WHAT IS EXPECTED >> What is the number of lines in these records with "icon" in them? Answer with that number only.

RECORDS FOR PROCESSING >>
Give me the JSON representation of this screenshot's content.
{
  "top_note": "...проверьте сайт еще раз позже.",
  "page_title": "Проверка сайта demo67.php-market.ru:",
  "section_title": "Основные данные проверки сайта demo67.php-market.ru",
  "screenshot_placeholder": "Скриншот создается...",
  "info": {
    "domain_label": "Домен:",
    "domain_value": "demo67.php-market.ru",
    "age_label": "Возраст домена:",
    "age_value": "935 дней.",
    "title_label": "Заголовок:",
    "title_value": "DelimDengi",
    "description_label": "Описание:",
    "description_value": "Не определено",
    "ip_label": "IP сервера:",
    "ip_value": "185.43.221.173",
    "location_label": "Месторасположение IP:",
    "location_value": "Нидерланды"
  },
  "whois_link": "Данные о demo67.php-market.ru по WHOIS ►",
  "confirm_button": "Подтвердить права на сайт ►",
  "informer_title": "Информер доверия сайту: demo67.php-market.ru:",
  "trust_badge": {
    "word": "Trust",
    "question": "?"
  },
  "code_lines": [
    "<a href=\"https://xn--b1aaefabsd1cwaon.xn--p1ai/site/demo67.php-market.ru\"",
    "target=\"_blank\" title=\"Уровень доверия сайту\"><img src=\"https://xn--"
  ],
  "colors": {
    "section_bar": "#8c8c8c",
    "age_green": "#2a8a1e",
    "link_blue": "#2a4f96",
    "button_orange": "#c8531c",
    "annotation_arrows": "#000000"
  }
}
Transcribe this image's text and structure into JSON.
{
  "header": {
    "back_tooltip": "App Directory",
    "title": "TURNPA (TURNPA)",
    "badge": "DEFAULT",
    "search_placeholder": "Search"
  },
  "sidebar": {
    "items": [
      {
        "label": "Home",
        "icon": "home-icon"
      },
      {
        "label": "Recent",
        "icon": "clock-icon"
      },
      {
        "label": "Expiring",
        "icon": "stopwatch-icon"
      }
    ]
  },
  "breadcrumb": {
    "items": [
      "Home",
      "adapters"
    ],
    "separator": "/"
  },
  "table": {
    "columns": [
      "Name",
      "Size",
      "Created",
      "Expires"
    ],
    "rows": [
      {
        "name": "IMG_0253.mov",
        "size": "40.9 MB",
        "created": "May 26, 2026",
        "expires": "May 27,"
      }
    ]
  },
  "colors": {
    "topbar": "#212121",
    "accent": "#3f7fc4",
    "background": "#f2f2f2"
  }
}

YOUR SOLUTION >> 3